Paralegals are skilled professionals who provide essential support in various legal settings. Without an attorney, paralegals can conduct legal research, draft documents, file paperwork with the court, manage case files, interview witnesses, and assist with client communication. They contribute significantly to the efficiency of legal services, enabling attorneys to focus on more complex aspects.
While paralegals possess valuable legal knowledge, they are not licensed to practice law. As such, they must operate under the supervision of an attorney. Working independently without attorney supervision may result in unauthorized practice of law (UPL) violations, which can carry severe consequences, including fines, professional sanctions, or criminal penalties. Paralegals must understand their boundaries.
Essential Paralegal Duties
Paralegals can conduct independent legal research, including reviewing statutes, regulations, case law, and other relevant sources. This research enables them to identify pertinent legal issues, summarize findings, and provide valuable insights to other legal professionals they may collaborate with.
Paralegals are proficient in preparing various legal documents, such as pleadings, contracts, and wills. They can draft these documents following applicable laws, ensuring they are accurate, well-organized, and adhere to the proper format.

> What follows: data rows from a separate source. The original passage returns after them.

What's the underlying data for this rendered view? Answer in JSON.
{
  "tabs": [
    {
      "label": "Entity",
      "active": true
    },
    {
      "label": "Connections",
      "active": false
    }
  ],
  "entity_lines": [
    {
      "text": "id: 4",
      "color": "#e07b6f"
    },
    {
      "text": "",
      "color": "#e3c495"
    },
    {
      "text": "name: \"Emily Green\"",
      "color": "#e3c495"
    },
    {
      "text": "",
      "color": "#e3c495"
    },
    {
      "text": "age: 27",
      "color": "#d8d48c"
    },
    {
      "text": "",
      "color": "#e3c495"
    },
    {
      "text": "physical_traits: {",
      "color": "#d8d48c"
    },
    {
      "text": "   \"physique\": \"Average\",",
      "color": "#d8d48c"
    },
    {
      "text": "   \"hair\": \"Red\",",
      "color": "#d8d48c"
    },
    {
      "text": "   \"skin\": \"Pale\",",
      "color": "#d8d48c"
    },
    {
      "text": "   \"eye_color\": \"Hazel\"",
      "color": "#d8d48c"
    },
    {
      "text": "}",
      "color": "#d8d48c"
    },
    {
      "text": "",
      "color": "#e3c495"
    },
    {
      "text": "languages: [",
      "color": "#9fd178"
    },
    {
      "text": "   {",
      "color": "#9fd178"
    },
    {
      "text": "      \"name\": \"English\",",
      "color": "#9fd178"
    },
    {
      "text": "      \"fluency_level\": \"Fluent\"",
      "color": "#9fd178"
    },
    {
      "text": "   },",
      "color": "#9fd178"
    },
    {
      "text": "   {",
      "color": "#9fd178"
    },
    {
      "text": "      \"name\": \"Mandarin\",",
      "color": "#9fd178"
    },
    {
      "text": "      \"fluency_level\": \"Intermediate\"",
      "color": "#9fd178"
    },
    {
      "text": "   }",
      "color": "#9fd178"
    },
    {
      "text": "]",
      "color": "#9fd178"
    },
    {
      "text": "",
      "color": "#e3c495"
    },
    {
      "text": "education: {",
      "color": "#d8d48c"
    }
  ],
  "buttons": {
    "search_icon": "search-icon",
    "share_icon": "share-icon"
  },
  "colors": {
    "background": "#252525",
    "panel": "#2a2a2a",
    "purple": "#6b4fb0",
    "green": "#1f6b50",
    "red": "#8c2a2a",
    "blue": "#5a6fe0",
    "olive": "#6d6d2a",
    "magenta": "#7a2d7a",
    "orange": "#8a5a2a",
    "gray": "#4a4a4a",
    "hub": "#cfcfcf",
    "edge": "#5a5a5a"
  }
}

Managing Case Files
Independent paralegals can file divorce paperwork with the court. They also manage case files and ensure all documents are organized. This involves maintaining physical records, tracking deadlines, and coordinating with clients to obtain the necessary documentation.
Paralegals can handle routine client communication, such as scheduling appointments, providing case updates, and answering general inquiries. While they cannot give legal advice, they can provide essential support by informing clients and facilitating communication with attorneys when necessary.
Assisting with Alternative Dispute Resolution
Paralegals may also assist with alternative dispute resolution (ADR) processes, such as mediation. They can help prepare supporting materials, coordinate with involved parties, and provide administrative support to ensure the ADR process runs smoothly.
Collaboration with Attorneys
Many paralegals often collaborate with restraining order lawyers on a contract basis, providing their expertise as needed. This arrangement allows paralegals to diversify their experience and gain exposure to various legal areas, while providing attorneys with valuable assistance on a flexible basis.
Some paralegals possess specialized skills in specific legal areas, such as intellectual property, immigration, or family law. By offering their expertise, they can assist attorneys in navigating complex legal issues more efficiently.
To succeed as a paralegal, developing a solid professional network is essential. This may involve attending industry events, leveraging social media, and building relationships with other legal professionals to generate business opportunities.
Legal and Ethical Considerations
Paralegals must remain vigilant in avoiding the unauthorized practice of law (UPL). UPL occurs when a non-attorney provides legal advice, which is strictly prohibited. Paralegals must always work under the supervision of an attorney and refrain from engaging in activities reserved for licensed legal professionals.
Paralegals are bound by the same ethical principles as attorneys, including the duty to maintain client confidentiality. They must safeguard sensitive information, only disclosing it with proper authorization. Additionally, paralegals must exhibit professional responsibility, avoiding conflicts of interest and adhering to the highest standards of conduct.
Each state may have its regulations governing the paralegal profession. Paralegals must familiarize themselves with the specific rules applicable in their jurisdiction to ensure compliance with all legal obligations.
Certification for Paralegals
Paralegals typically complete formal education programs to develop the necessary knowledge for the profession. These programs may include associate or bachelor’s degrees, as well as post-baccalaureate certificate programs. Coursework often covers legal research, writing, ethics, and various areas of substantive law.
Many paralegals choose to pursue voluntary professional certifications to demonstrate their competency in the field. Organizations such as the National Association of Legal Assistants (NALA) and the National Federation of Paralegal Associations (NFPA) offer certification programs that can enhance a paralegal’s credentials. Additionally, joining professional organizations can provide valuable networking opportunities and access to resources for continued growth.
Paralegals should engage in ongoing professional development to stay current with legal advancements. This may include attending conferences, workshops, or webinars. By staying abreast of changes in the legal landscape, paralegals can better serve their clients.
Paralegals play a vital role in the legal profession, providing essential support to attorneys and improving the efficiency of legal services. By understanding their limitations and focusing on tasks within their purview, paralegals can make significant contributions to the legal field.
As the demand for legal services grows, the paralegal profession is poised for expansion. Paralegals who embrace professional development, adhere to ethical standards, and stay informed about evolving regulations will be well-positioned to thrive in this dynamic field.